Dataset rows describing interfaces

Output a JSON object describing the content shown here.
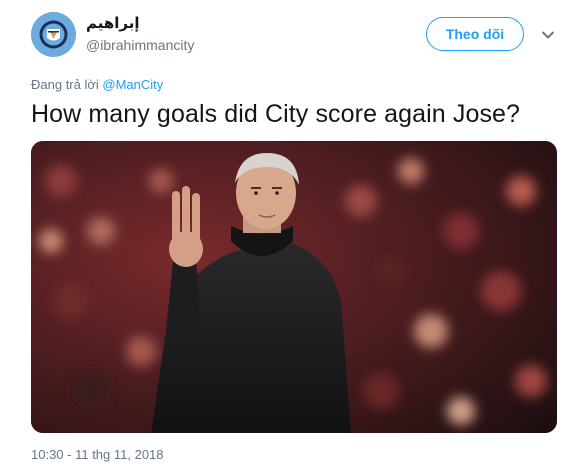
{
  "user": {
    "display_name": "إبراهيم",
    "handle": "@ibrahimmancity",
    "avatar_icon": "man-city-crest-icon"
  },
  "follow_button": {
    "label": "Theo dõi"
  },
  "menu_icon": "chevron-down-icon",
  "reply": {
    "prefix": "Đang trả lời ",
    "mention": "@ManCity"
  },
  "tweet": {
    "text": "How many goals did City score again Jose?"
  },
  "media": {
    "alt": "photo-of-man-in-black-coat-raising-three-fingers",
    "icon": "photo-icon"
  },
  "timestamp": "10:30 - 11 thg 11, 2018",
  "colors": {
    "accent": "#1da1f2",
    "text": "#14171a",
    "muted": "#657786",
    "city_blue": "#6cabdd"
  }
}
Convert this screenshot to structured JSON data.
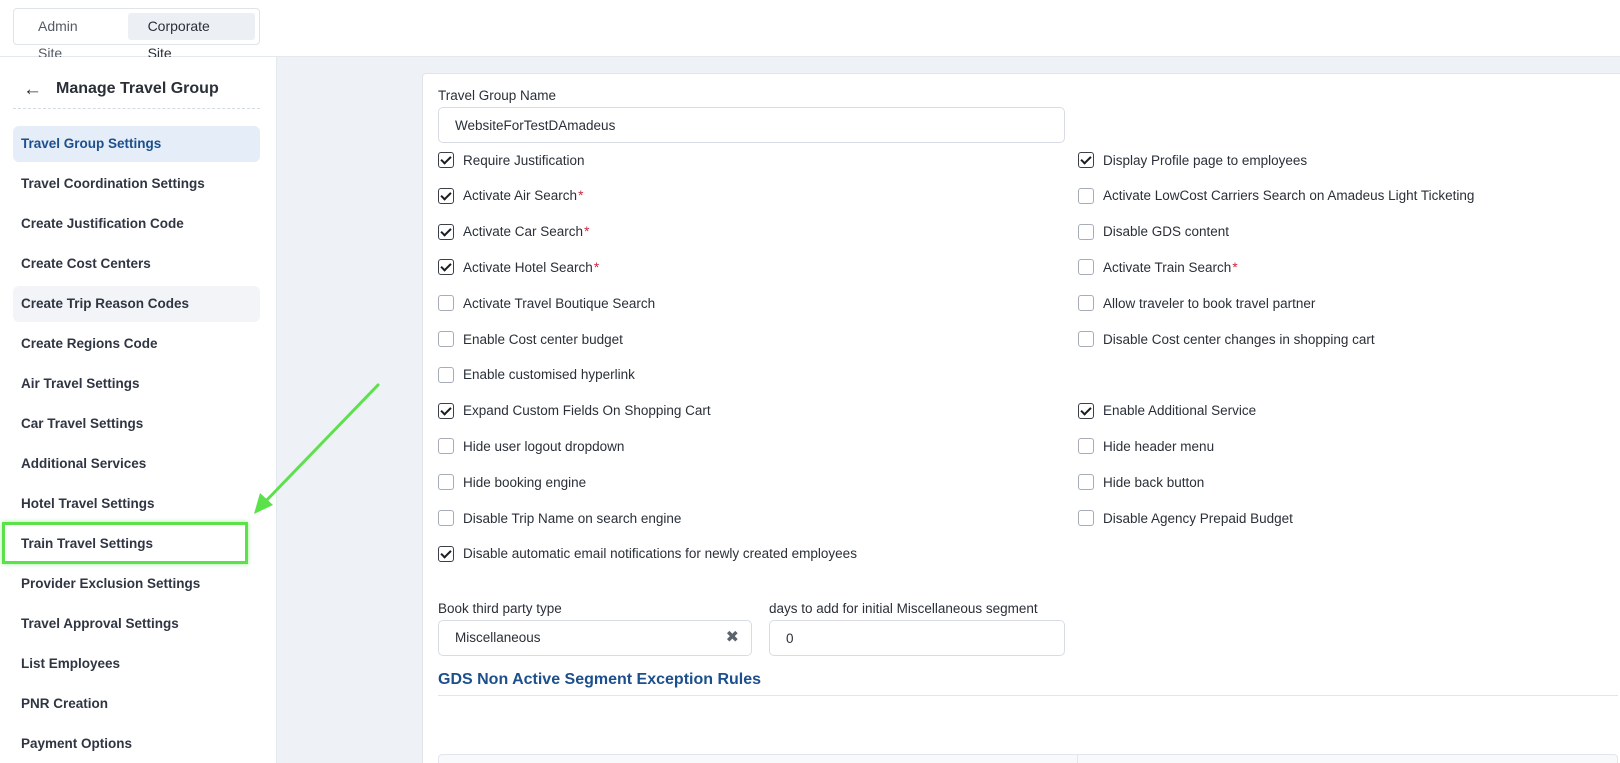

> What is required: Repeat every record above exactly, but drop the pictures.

> Result below:
Output a JSON object describing the content shown here.
{
  "user": {
    "display_name": "إبراهيم",
    "handle": "@ibrahimmancity",
    "avatar_icon": "man-city-crest-icon"
  },
  "follow_button": {
    "label": "Theo dõi"
  },
  "menu_icon": "chevron-down-icon",
  "reply": {
    "prefix": "Đang trả lời ",
    "mention": "@ManCity"
  },
  "tweet": {
    "text": "How many goals did City score again Jose?"
  },
  "media": {
    "alt": "photo-of-man-in-black-coat-raising-three-fingers",
    "icon": "photo-icon"
  },
  "timestamp": "10:30 - 11 thg 11, 2018",
  "colors": {
    "accent": "#1da1f2",
    "text": "#14171a",
    "muted": "#657786",
    "city_blue": "#6cabdd"
  }
}
Convert this screenshot to structured JSON data.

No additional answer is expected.